Plaintiff also suggests that there was a partial identity of interest between the underwriters on the hull and machinery policies and the underwriters on the anticipated charter profits policies because a certain number of underwriters participated in both sets of policies. Plaintiff asserts that this may have influenced the characterization of the final settlement between the shipowner and the hull underwriters. It seems that it is the nature of the London insurance market that several underwriters come together to share the risk on a particular policy. Since different underwriters join with one another on different policies, some overlapping of underwriters appears to be almost inevitable. However, this fact is not likely to have had a significant impact on the settlement negotiations between the hull underwriters and the owner of the M/V Megara. In the first place, Rutherford, who represented the underwriters in the negotiations with the shipowner, testified that he was unaware of the existence of the anticipated charter profits policies at the time that settlement of the shipowner's claims was being discussed. Secondly, Rutherford testified that in conducting his professional affairs he must act "in the utmost good faith" and that his dealings must "be beyond reproach." This is a credible assertion because Rutherford in his position as chief claims adjuster at Lloyd's represents many different underwriters. It is the nature of the London market that "[underwriters] . . . may be original insurers to-day and reinsurers tomorrow." Gurney v. Grimmer, 38 Com. Cas. 7 (C.A. 1932). When an underwriter acts as an original insurer his interests are quite different than when he acts as a reinsurer. Since Rutherford's office represents the underwriters in both capacities, he and the other members of his staff must of necessity deal objectively and fairly in settling claims.
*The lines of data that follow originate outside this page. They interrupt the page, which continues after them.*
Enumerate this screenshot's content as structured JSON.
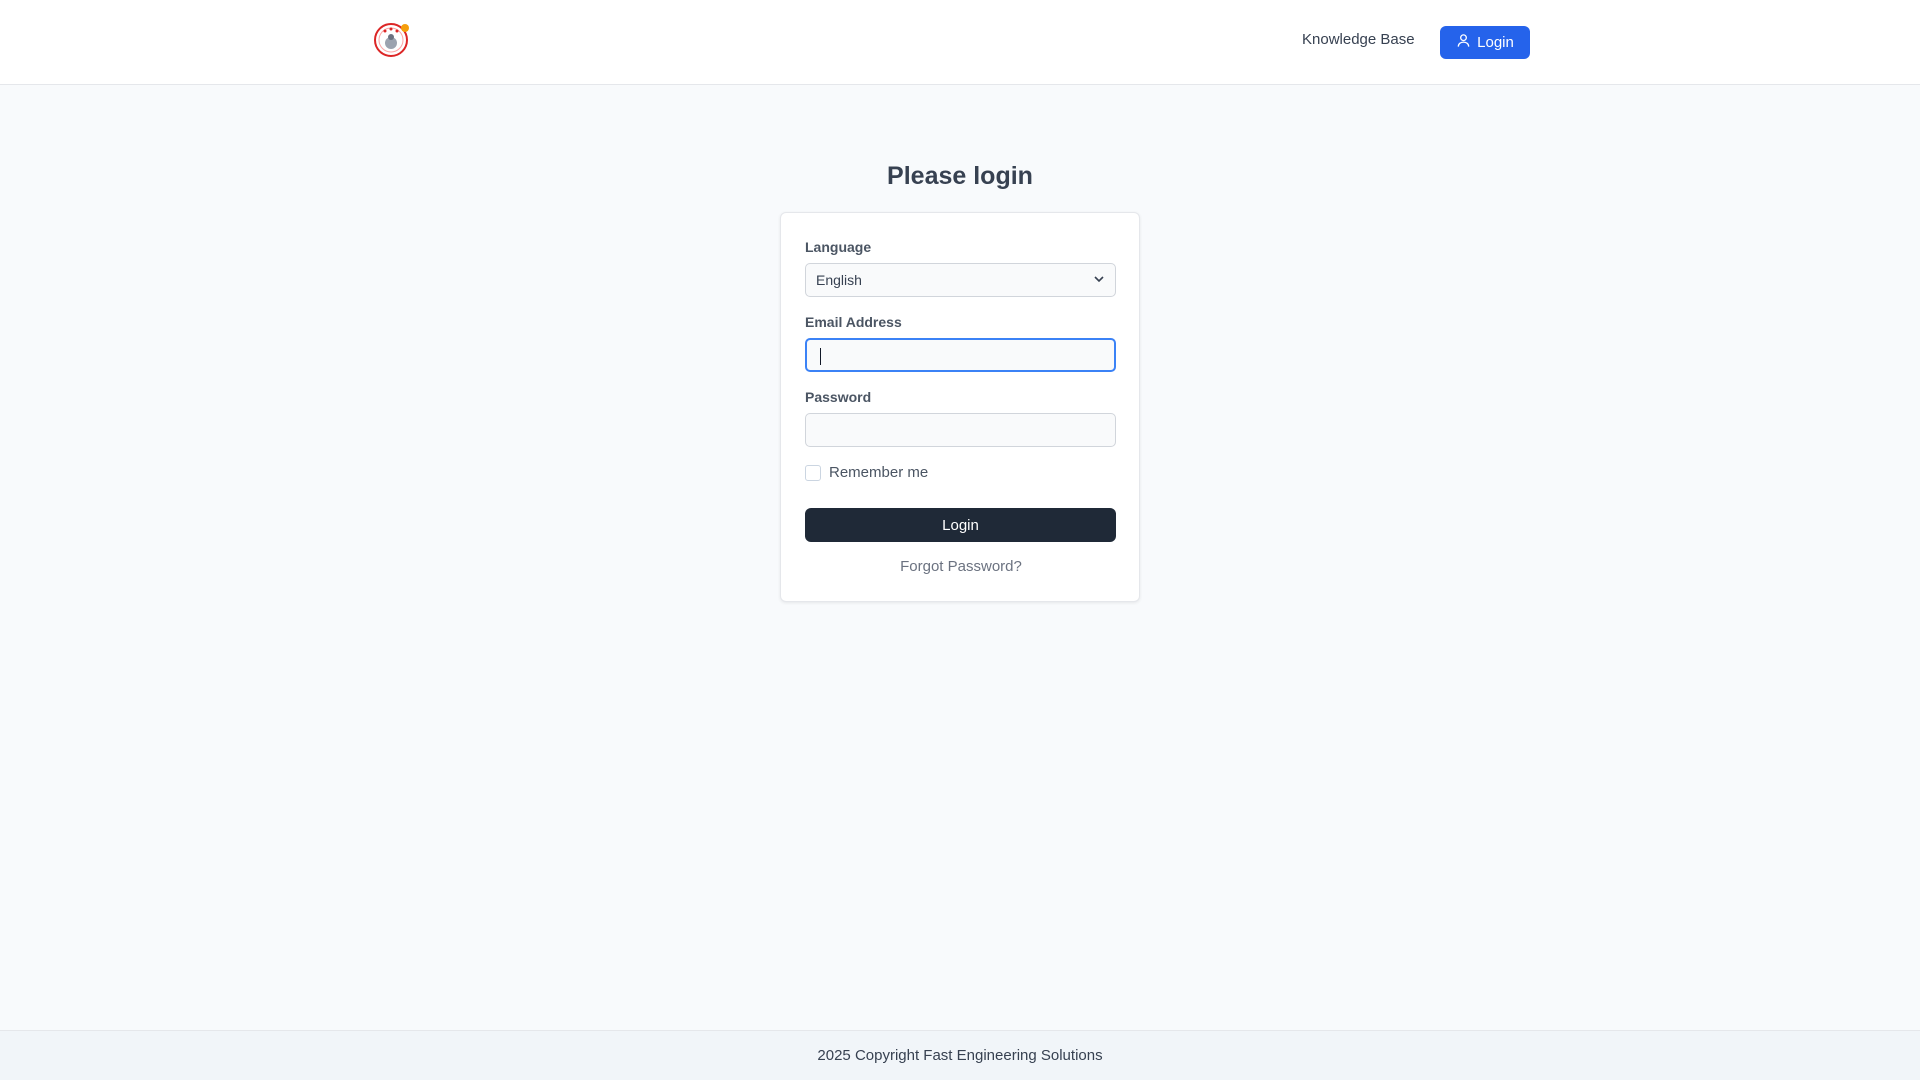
{
  "header": {
    "logo_icon": "company-logo",
    "knowledge_base_label": "Knowledge Base",
    "login_button_label": "Login",
    "login_icon": "user-icon",
    "accent_color": "#2563eb"
  },
  "main": {
    "title": "Please login",
    "language": {
      "label": "Language",
      "selected": "English",
      "icon": "chevron-down-icon"
    },
    "email": {
      "label": "Email Address",
      "value": ""
    },
    "password": {
      "label": "Password",
      "value": ""
    },
    "remember_me_label": "Remember me",
    "remember_me_checked": false,
    "submit_label": "Login",
    "forgot_password_label": "Forgot Password?",
    "submit_color": "#1f2937"
  },
  "footer": {
    "copyright": "2025 Copyright Fast Engineering Solutions"
  }
}
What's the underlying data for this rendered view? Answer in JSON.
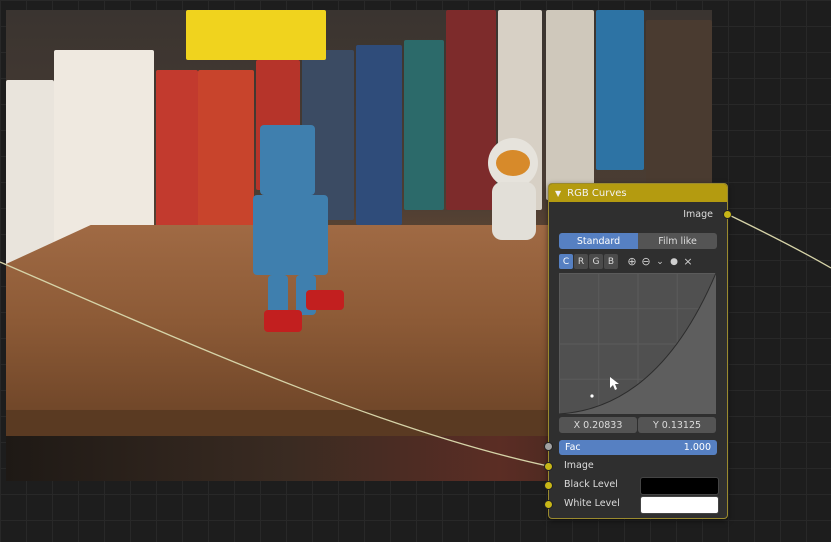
{
  "node": {
    "title": "RGB Curves",
    "output_label": "Image",
    "mode_tabs": [
      "Standard",
      "Film like"
    ],
    "active_mode": "Standard",
    "channels": [
      "C",
      "R",
      "G",
      "B"
    ],
    "active_channel": "C",
    "coords": {
      "x": "X 0.20833",
      "y": "Y 0.13125"
    },
    "fac": {
      "label": "Fac",
      "value": "1.000",
      "fill": 1.0
    },
    "inputs": {
      "image": "Image",
      "black_level": "Black Level",
      "white_level": "White Level"
    }
  },
  "colors": {
    "header": "#b49b10",
    "socket_color": "#c7b617",
    "socket_float": "#a1a1a1",
    "accent": "#5680c2",
    "black_level": "#000000",
    "white_level": "#ffffff"
  },
  "icons": [
    "collapse-triangle-icon",
    "zoom-in-icon",
    "zoom-out-icon",
    "chevron-down-icon",
    "record-dot-icon",
    "close-icon"
  ]
}
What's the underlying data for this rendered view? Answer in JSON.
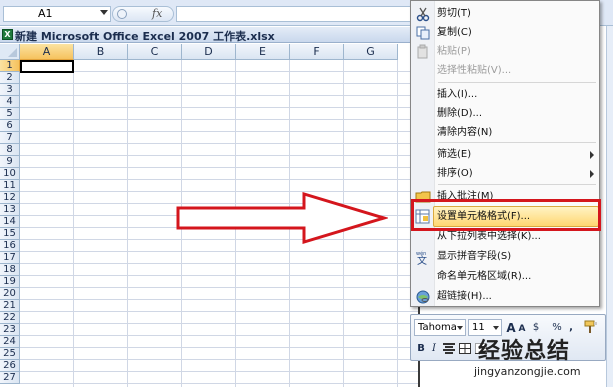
{
  "formula_bar": {
    "name_box": "A1",
    "fx": "fx",
    "formula": ""
  },
  "workbook": {
    "title": "新建 Microsoft Office Excel 2007 工作表.xlsx",
    "icon_glyph": "X"
  },
  "sheet": {
    "columns": [
      "A",
      "B",
      "C",
      "D",
      "E",
      "F",
      "G"
    ],
    "rows": [
      "1",
      "2",
      "3",
      "4",
      "5",
      "6",
      "7",
      "8",
      "9",
      "10",
      "11",
      "12",
      "13",
      "14",
      "15",
      "16",
      "17",
      "18",
      "19",
      "20",
      "21",
      "22",
      "23",
      "24",
      "25",
      "26",
      "27"
    ],
    "selected_column": "A",
    "selected_row": "1"
  },
  "context_menu": {
    "items": [
      {
        "label": "剪切(T)",
        "icon": "scissors-icon",
        "enabled": true
      },
      {
        "label": "复制(C)",
        "icon": "copy-icon",
        "enabled": true
      },
      {
        "label": "粘贴(P)",
        "icon": "paste-icon",
        "enabled": false
      },
      {
        "label": "选择性粘贴(V)...",
        "icon": "",
        "enabled": false
      },
      {
        "label": "插入(I)...",
        "icon": "",
        "enabled": true
      },
      {
        "label": "删除(D)...",
        "icon": "",
        "enabled": true
      },
      {
        "label": "清除内容(N)",
        "icon": "",
        "enabled": true
      },
      {
        "label": "筛选(E)",
        "icon": "",
        "enabled": true,
        "submenu": true
      },
      {
        "label": "排序(O)",
        "icon": "",
        "enabled": true,
        "submenu": true
      },
      {
        "label": "插入批注(M)",
        "icon": "comment-icon",
        "enabled": true
      },
      {
        "label": "设置单元格格式(F)...",
        "icon": "format-cells-icon",
        "enabled": true,
        "highlighted": true
      },
      {
        "label": "从下拉列表中选择(K)...",
        "icon": "",
        "enabled": true
      },
      {
        "label": "显示拼音字段(S)",
        "icon": "phonetic-icon",
        "enabled": true
      },
      {
        "label": "命名单元格区域(R)...",
        "icon": "",
        "enabled": true
      },
      {
        "label": "超链接(H)...",
        "icon": "hyperlink-icon",
        "enabled": true
      }
    ]
  },
  "mini_toolbar": {
    "font": "Tahoma",
    "size": "11",
    "grow_font": "A",
    "shrink_font": "A",
    "currency": "$",
    "percent": "%",
    "comma": ",",
    "bold": "B",
    "italic": "I"
  },
  "watermark": {
    "brand": "经验总结",
    "url": "jingyanzongjie.com"
  },
  "colors": {
    "arrow_outline": "#d4161d",
    "highlight_box": "#d4161d",
    "selection_header": "#f6c25e"
  }
}
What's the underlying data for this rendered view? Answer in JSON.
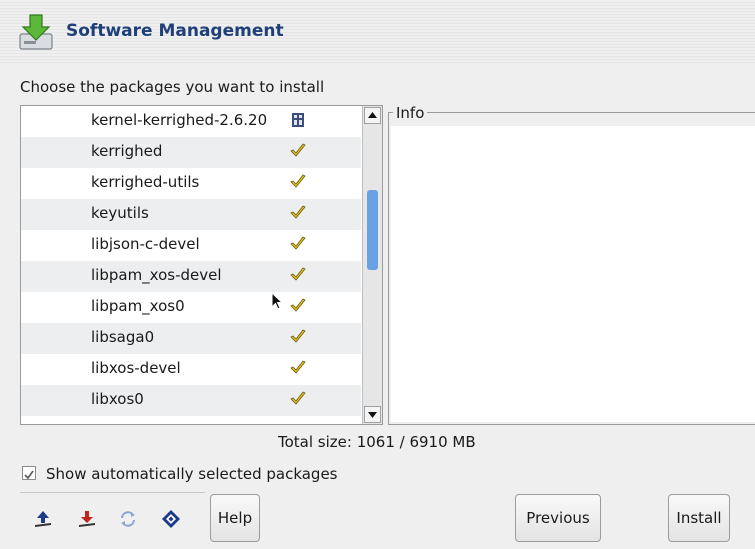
{
  "header": {
    "title": "Software Management",
    "icon": "software-install-icon"
  },
  "prompt": "Choose the packages you want to install",
  "packages": [
    {
      "name": "kernel-kerrighed-2.6.20",
      "status": "locked"
    },
    {
      "name": "kerrighed",
      "status": "selected"
    },
    {
      "name": "kerrighed-utils",
      "status": "selected"
    },
    {
      "name": "keyutils",
      "status": "selected"
    },
    {
      "name": "libjson-c-devel",
      "status": "selected"
    },
    {
      "name": "libpam_xos-devel",
      "status": "selected"
    },
    {
      "name": "libpam_xos0",
      "status": "selected"
    },
    {
      "name": "libsaga0",
      "status": "selected"
    },
    {
      "name": "libxos-devel",
      "status": "selected"
    },
    {
      "name": "libxos0",
      "status": "selected"
    }
  ],
  "info": {
    "legend": "Info"
  },
  "total_size": "Total size: 1061 / 6910 MB",
  "show_auto": {
    "label": "Show automatically selected packages",
    "checked": true
  },
  "toolbar": {
    "icons": [
      "install-up-icon",
      "remove-down-icon",
      "refresh-icon",
      "save-icon"
    ]
  },
  "buttons": {
    "help": "Help",
    "previous": "Previous",
    "install": "Install"
  },
  "colors": {
    "title": "#1f3f78",
    "scroll_thumb": "#6aa1e4",
    "check": "#e8c21a"
  }
}
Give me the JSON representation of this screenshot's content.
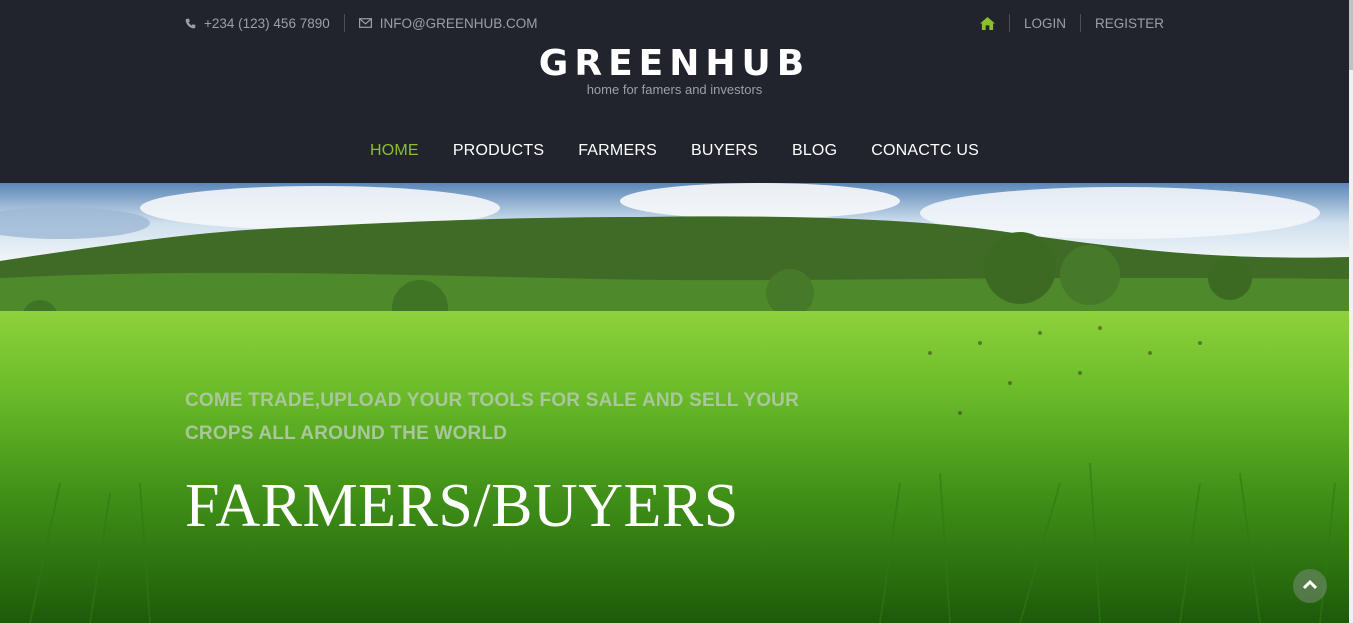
{
  "topbar": {
    "phone": "+234 (123) 456 7890",
    "email": "INFO@GREENHUB.COM",
    "login": "LOGIN",
    "register": "REGISTER"
  },
  "brand": {
    "title": "GREENHUB",
    "tagline": "home for famers and investors"
  },
  "nav": {
    "items": [
      {
        "label": "HOME"
      },
      {
        "label": "PRODUCTS"
      },
      {
        "label": "FARMERS"
      },
      {
        "label": "BUYERS"
      },
      {
        "label": "BLOG"
      },
      {
        "label": "CONACTC US"
      }
    ]
  },
  "hero": {
    "subtitle": "COME TRADE,UPLOAD YOUR TOOLS FOR SALE AND SELL YOUR CROPS ALL AROUND THE WORLD",
    "headline": "FARMERS/BUYERS"
  },
  "colors": {
    "header_bg": "#21242c",
    "accent": "#8cbf2e",
    "muted_text": "#9aa0a8"
  },
  "icons": [
    "phone-icon",
    "envelope-icon",
    "home-icon",
    "chevron-up-icon"
  ]
}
In addition, a total loss only reinsurer, when settling a claim by the original insurer, often follows the settlement reached by the original insurer with the shipowner. Here, too, the fairness of the original settlement is paramount.
The plaintiff has not demonstrated that a compromised or arranged total loss took place between the underwriters on the hull and machinery policies and the owner of the M/V Megara. It has therefore failed to prove that there was a "total or constructive total or compromised or arranged total loss of the vessel" within the meaning of the anticipated charter profits policies. Accordingly, judgment will be entered dismissing the complaint, with costs to the defendants.
This opinion constitutes the findings of fact and conclusions of law required by Rule 52 Federal Rules of Civil Procedure.